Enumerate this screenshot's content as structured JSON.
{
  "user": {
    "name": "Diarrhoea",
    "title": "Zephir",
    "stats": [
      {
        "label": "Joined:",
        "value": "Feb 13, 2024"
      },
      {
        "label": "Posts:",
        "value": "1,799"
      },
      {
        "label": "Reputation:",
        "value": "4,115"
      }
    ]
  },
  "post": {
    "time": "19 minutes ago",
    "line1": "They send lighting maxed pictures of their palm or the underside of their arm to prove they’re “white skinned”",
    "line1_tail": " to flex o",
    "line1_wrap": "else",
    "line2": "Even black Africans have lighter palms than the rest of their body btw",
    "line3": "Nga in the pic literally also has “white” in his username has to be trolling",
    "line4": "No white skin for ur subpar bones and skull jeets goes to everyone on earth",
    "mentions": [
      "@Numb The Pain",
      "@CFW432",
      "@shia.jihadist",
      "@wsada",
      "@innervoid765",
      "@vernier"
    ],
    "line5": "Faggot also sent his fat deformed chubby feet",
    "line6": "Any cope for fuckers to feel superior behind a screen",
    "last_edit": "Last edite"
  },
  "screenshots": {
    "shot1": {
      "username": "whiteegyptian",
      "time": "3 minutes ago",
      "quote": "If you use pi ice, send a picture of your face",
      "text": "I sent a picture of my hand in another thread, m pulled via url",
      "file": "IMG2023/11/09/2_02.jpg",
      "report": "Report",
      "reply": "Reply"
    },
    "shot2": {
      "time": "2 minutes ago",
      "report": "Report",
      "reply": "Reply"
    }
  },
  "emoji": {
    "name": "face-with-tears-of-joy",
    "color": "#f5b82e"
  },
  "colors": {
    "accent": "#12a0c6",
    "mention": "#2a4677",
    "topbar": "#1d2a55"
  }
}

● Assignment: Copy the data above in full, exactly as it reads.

● Result of the exercise:
Enumerate this screenshot's content as structured JSON.
{
  "user": {
    "name": "Diarrhoea",
    "title": "Zephir",
    "stats": [
      {
        "label": "Joined:",
        "value": "Feb 13, 2024"
      },
      {
        "label": "Posts:",
        "value": "1,799"
      },
      {
        "label": "Reputation:",
        "value": "4,115"
      }
    ]
  },
  "post": {
    "time": "19 minutes ago",
    "line1": "They send lighting maxed pictures of their palm or the underside of their arm to prove they’re “white skinned”",
    "line1_tail": " to flex o",
    "line1_wrap": "else",
    "line2": "Even black Africans have lighter palms than the rest of their body btw",
    "line3": "Nga in the pic literally also has “white” in his username has to be trolling",
    "line4": "No white skin for ur subpar bones and skull jeets goes to everyone on earth",
    "mentions": [
      "@Numb The Pain",
      "@CFW432",
      "@shia.jihadist",
      "@wsada",
      "@innervoid765",
      "@vernier"
    ],
    "line5": "Faggot also sent his fat deformed chubby feet",
    "line6": "Any cope for fuckers to feel superior behind a screen",
    "last_edit": "Last edite"
  },
  "screenshots": {
    "shot1": {
      "username": "whiteegyptian",
      "time": "3 minutes ago",
      "quote": "If you use pi ice, send a picture of your face",
      "text": "I sent a picture of my hand in another thread, m pulled via url",
      "file": "IMG2023/11/09/2_02.jpg",
      "report": "Report",
      "reply": "Reply"
    },
    "shot2": {
      "time": "2 minutes ago",
      "report": "Report",
      "reply": "Reply"
    }
  },
  "emoji": {
    "name": "face-with-tears-of-joy",
    "color": "#f5b82e"
  },
  "colors": {
    "accent": "#12a0c6",
    "mention": "#2a4677",
    "topbar": "#1d2a55"
  }
}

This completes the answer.